Running gives you quite the endorphin rush. It’s actually a defense mechanism, something our bodies do for us when we are fleeing a predator, making the fear and strain on the body feel almost euphoric.
I had been running that night, but not for fun. Did I already mentioned that?
You see, I live down the left side of Eldridge street. It sits just north of the hospital. Now, you would think that the best part of living near a hospital would be the easy access to medical attention when epidemics break out. Not so much.

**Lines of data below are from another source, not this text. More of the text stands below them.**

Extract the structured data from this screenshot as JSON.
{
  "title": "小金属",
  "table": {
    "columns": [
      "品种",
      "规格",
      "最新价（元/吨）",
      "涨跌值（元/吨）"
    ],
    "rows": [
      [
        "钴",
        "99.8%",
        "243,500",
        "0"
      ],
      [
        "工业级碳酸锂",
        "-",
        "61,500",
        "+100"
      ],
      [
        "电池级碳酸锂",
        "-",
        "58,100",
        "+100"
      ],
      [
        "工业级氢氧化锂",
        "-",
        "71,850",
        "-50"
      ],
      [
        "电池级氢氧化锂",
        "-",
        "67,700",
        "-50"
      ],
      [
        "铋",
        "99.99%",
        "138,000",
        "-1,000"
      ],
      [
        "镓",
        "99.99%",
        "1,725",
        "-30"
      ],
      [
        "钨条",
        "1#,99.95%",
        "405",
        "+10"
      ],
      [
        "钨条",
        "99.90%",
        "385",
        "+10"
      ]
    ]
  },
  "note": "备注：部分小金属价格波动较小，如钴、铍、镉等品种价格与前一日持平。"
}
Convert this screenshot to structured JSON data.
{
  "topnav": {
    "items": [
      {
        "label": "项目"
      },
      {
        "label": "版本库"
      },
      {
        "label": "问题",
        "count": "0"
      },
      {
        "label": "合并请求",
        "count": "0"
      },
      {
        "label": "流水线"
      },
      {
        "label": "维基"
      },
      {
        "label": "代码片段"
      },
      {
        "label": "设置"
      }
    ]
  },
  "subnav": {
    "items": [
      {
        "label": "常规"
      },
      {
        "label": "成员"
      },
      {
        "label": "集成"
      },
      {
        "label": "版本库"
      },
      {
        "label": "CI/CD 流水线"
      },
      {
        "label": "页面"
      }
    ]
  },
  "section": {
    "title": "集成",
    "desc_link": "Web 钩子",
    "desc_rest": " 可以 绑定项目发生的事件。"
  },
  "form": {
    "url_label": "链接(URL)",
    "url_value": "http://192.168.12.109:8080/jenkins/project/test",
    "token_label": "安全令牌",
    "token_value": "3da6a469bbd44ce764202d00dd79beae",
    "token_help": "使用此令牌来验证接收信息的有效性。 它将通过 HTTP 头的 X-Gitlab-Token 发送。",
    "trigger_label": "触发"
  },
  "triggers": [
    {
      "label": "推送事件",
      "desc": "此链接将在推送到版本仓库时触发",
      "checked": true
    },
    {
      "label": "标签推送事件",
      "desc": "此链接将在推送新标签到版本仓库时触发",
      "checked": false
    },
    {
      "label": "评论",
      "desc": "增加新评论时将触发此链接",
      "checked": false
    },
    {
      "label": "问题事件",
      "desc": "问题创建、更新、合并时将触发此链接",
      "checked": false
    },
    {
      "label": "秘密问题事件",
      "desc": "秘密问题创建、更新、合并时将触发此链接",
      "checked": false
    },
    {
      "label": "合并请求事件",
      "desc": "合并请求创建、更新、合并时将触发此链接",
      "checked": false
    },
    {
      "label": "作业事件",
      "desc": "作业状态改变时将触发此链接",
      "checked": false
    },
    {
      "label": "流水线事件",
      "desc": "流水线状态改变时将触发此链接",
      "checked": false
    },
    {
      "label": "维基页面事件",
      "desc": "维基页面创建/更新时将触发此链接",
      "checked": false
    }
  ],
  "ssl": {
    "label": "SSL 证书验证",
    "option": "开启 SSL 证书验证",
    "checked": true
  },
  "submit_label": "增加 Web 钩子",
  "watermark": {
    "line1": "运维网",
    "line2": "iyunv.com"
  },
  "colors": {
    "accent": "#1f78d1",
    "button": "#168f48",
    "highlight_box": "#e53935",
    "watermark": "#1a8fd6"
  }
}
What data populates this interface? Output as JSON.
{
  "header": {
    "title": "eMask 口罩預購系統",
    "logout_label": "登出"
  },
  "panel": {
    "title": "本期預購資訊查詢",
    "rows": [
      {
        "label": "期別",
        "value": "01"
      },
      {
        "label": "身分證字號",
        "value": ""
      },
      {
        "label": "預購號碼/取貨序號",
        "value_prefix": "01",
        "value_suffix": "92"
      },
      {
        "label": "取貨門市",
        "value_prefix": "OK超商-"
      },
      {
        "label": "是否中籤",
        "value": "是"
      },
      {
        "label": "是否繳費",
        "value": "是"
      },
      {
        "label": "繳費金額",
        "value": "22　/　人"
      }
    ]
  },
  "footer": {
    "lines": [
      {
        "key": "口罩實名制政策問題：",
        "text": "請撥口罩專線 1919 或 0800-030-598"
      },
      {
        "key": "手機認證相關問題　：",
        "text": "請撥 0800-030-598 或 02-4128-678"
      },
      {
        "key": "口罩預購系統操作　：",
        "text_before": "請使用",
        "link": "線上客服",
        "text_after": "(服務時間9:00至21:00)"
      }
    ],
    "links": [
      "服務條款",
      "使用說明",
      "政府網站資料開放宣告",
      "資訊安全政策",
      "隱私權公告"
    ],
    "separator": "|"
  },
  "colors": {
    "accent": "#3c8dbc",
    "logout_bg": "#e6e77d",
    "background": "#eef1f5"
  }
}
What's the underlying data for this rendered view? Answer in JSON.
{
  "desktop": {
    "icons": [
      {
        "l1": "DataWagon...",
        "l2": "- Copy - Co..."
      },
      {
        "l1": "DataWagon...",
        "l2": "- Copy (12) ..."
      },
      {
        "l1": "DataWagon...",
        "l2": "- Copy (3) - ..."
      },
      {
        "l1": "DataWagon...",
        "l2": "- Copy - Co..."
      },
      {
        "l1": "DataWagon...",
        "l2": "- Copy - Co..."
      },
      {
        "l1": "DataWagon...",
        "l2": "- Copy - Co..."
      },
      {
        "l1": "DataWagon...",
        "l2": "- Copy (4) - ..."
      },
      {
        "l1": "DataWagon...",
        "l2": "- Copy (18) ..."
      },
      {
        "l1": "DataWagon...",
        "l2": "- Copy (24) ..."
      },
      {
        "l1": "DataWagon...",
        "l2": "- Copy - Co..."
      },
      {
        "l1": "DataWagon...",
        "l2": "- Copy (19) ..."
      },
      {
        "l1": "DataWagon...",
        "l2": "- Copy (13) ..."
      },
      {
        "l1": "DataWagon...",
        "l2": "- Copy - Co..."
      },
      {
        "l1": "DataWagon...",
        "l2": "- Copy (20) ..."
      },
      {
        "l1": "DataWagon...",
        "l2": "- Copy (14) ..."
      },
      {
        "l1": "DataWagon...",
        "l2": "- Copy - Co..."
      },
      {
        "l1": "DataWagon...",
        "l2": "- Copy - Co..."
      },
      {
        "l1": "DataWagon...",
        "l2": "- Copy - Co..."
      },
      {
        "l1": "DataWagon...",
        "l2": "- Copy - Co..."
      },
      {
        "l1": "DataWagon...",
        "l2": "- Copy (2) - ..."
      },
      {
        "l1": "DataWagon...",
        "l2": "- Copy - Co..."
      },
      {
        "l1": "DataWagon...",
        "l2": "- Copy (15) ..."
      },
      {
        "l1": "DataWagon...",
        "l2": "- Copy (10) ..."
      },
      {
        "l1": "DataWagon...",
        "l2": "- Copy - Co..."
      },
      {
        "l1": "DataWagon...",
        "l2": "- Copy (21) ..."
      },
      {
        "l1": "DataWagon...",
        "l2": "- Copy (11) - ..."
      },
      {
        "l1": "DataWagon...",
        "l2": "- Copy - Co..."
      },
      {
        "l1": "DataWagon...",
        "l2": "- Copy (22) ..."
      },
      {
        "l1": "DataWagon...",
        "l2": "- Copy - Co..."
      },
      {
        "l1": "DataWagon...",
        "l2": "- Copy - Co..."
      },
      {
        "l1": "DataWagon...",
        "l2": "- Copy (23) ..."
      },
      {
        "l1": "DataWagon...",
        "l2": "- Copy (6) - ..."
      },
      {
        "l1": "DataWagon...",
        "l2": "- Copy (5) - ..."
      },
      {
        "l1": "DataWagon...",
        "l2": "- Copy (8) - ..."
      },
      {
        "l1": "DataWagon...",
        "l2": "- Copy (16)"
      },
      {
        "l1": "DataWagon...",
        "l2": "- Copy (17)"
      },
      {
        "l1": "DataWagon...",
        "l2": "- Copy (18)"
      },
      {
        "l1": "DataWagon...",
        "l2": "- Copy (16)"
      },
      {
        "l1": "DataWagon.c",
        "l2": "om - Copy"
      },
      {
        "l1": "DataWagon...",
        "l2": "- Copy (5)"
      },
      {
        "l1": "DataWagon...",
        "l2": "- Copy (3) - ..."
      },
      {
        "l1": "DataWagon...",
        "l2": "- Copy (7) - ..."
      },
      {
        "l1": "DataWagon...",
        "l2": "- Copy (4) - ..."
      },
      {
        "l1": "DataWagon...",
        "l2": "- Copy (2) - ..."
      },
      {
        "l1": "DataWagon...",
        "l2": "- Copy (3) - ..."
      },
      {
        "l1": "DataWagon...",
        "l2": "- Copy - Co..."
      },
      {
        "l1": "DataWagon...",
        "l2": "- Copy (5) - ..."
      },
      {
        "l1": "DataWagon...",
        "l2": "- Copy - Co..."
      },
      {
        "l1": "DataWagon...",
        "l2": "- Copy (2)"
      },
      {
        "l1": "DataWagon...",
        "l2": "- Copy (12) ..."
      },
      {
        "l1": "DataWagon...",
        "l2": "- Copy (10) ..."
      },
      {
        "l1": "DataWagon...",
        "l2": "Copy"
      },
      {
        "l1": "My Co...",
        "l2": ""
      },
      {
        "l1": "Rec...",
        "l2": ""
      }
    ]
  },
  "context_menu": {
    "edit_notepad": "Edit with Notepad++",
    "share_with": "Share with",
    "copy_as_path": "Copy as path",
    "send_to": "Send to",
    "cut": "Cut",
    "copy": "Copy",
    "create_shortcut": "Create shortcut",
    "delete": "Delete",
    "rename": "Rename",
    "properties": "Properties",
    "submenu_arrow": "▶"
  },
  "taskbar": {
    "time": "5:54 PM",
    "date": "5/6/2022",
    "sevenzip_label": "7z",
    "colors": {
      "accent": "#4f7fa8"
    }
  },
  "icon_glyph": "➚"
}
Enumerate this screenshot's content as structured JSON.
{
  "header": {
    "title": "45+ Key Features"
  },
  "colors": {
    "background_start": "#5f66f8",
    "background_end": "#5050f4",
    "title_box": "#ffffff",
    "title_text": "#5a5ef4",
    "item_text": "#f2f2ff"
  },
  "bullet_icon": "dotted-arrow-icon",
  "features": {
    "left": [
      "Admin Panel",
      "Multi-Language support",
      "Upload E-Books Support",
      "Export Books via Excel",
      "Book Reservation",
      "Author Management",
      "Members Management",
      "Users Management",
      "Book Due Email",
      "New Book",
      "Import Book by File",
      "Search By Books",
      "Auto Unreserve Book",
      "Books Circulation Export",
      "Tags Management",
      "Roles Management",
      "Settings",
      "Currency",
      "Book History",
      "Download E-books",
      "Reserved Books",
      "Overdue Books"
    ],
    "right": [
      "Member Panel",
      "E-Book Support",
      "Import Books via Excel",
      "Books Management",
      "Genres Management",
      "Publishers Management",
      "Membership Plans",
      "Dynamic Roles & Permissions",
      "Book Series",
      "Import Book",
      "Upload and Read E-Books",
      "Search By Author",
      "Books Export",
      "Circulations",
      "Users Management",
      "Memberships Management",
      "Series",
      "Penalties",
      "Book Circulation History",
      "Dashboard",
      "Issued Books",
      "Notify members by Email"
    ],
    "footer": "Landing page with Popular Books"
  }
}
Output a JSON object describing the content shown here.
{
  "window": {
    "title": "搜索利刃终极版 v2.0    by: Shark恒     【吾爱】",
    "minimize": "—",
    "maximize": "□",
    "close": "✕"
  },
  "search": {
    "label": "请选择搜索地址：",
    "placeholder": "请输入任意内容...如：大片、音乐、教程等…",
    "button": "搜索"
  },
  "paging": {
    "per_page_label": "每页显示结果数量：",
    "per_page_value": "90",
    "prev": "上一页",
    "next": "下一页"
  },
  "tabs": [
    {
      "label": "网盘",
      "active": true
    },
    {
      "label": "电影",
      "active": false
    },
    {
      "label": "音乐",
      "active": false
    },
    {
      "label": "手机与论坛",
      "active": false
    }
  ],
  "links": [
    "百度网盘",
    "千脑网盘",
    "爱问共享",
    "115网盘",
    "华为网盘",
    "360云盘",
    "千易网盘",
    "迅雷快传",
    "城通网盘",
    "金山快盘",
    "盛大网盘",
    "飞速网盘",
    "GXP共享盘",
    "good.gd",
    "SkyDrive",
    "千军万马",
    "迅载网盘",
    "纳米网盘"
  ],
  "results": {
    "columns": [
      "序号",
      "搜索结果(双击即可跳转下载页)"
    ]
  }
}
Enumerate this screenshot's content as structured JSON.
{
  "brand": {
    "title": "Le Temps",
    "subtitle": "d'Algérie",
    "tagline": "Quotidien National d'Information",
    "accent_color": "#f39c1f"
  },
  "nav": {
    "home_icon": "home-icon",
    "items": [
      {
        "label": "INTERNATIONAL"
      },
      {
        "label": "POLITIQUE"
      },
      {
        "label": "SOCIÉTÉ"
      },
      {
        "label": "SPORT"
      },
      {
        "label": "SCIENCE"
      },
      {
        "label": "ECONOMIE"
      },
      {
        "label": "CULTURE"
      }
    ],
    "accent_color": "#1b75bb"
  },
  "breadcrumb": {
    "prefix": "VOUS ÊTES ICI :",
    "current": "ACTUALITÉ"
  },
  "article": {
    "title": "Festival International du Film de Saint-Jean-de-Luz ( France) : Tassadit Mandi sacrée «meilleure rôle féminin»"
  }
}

Contagions can spread rapidly in hospitals. They can mutate. Sometimes unexpected medical outcomes can occur. Sometimes people can become hungry, very hungry. Sometimes that hunger can spread rapidly through an entire ward, a hospital, out into the streets.
The hungry were chasing me that night. I had been an idiot and locked myself out of the house. We had one of those push button locks on the handle and I had accidentally pressed it when I closed the door to go out scavenging. It never takes the hungry long to find you, especially at night when the sun isn’t out to hurt their sensitive glassy eyes.
Maddie lived just one house down. After the outbreak we had communicated back and forth on the phone, then on the internet. After the power went out it was all flashlights and morse code. Sometimes she would hold up a note on the second floor window written in thick black marker, easy to read over the dangers in the yard below. I had invited her to stay with me at one point, but she always seemed to prefer her own home.
“BRB GETTING LAUNDRY. WORST BIRTHDAY EVER. LOL,” had been the last thing she wrote. Laundry was code for “checking the basement for hungry strangers.”
Now her house was dark. I ran to it anyway.
Something rushed at me from the bushes, and I nearly tripped. Fortunately, the hungry aren’t all that coordinated. They can’t climb or handle complex mechanisms. I heard something on the final news broadcasts about an advanced metabolism, the body sacrificing intelligence for sheer stamina.
The door was, of course, boarded from the inside. Anyone living still knew to do this. I climbed the trellis outside her window and crawled onto the floor in a heap, heaving, and panting.
“Maddie?” I called. No answer.
I carried a pistol with me, the last thing my dad ever left me worth anything in this brave new world. I hefted it. Cocked it.
“Maddie.” Still no answer.
Now, the hungry are pretty sensitive to sound, so I figured that if they had eaten her and if they were in the house I would have already met them. Instead, the only sounds were my feet on carpet.
Something like 30% of all accidental deaths occur in the home. A lot of those are due to things like electrocution or fire. Loose water kills more people than you can imagine. All it takes is a slip on tile, hit your head the wrong way and you’re done.
It was a long night before the sun came up. The walk downstairs to the basement filled me with a strange sort of longing. I guess human contact was more appealing to me than I cared to admit to myself.
I had gotten used to the sounds of the hungry outside, the scratching and groaning. Silence and stillness felt strange. That’s probably why I cried when I saw her there on the floor. The pink birthday balloon was what really got me. I had completely forgotten how the dead never close their eyes.
(c) 2011 Martin Kee